Though not a slave to financial reports, I'm always interested and prepared to react to market changes. When I learn that demand for a particular product is on the rise and likely to continue its upward trajectory, I feel like it makes sense to buy now, while it's still affordable.
Today's lesson in agricultural commodities revolved around corn. A simple, sweet emblem of summer, grilled corn-on-the-cob is something I wish I could reasonably enjoy year-round. As I was pedaling home from a foothills ride, I found my enterprising young neighbors offering the following bargain-while-it-lasts: six ears for $3 or 12 ears for $6. Extrapolating from there, one could presumably purchase 18 ears for $9, but that's not the point.
Although there wasn't a volume discount, a quick web search unveiled a Bloomberg report indicating that demand for corn exports from the United States is on the rise, thanks in part to a hearty purchase from Egypt. Also, according to the Corn Market Review, a wet spring and field flooding could jeopardize total corn crop yield for this summer, which would also drive up prices. Furthermore, Wikinvest reminded me that most of the corn grown in this country is used to feed livestock or produce ethanol.
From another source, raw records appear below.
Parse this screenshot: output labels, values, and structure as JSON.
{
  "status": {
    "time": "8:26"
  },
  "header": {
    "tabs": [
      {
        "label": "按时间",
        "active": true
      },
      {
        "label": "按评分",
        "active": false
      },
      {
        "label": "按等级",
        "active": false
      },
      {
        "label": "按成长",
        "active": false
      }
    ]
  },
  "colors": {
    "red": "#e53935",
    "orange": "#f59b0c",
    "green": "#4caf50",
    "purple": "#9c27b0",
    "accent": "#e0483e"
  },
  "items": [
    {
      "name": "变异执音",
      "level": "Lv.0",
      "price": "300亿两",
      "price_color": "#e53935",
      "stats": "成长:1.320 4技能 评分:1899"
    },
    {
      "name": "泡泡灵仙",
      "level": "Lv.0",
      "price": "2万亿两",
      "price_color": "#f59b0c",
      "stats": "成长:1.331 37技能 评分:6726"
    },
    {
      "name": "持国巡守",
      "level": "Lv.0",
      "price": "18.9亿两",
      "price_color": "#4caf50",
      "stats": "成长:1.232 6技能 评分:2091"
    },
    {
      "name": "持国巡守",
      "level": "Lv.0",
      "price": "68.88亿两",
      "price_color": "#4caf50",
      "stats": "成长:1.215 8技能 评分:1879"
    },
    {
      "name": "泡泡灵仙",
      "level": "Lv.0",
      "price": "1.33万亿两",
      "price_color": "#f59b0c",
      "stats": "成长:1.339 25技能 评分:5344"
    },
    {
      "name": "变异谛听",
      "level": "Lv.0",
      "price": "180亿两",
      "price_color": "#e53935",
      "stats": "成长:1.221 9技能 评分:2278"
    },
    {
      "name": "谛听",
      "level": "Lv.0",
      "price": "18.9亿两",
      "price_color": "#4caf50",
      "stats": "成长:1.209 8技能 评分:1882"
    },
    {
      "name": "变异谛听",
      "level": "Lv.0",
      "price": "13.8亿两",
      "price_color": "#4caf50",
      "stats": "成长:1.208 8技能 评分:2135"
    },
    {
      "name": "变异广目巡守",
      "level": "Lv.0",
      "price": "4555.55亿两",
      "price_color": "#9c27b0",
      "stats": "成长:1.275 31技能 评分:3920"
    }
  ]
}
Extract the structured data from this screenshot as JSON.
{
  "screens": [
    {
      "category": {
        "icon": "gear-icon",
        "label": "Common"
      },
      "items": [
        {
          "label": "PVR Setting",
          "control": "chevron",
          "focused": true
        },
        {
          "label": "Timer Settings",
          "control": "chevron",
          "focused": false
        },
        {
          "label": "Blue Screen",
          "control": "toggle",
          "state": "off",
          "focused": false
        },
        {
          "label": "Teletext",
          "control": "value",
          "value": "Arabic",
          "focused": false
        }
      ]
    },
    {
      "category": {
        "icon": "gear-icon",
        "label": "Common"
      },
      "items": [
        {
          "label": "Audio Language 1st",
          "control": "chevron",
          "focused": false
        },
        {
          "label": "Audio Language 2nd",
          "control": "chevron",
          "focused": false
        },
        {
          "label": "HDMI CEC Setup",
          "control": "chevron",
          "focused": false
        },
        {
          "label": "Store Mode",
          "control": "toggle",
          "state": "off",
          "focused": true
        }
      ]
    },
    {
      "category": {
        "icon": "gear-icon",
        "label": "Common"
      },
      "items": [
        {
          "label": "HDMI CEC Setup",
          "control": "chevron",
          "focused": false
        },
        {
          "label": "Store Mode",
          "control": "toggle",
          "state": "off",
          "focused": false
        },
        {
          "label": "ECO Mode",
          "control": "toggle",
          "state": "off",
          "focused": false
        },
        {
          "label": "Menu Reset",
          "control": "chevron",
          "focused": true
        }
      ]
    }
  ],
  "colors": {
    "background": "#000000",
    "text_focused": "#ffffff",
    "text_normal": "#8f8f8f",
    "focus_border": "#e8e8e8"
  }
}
But corn is for human consumption, not for cows, which are ruminants and therefore not designed to consume grains. Also, corn should be eaten before it morphs into its highly processed evil cousin, high-fructose corn syrup. Read The Omnivore's Dilemma by Michael Pollan.
That did it for me. It was time to buy, and in so doing, support the next generation of agricultural entrepreneurs and keep corn where it belongs: my human mouth.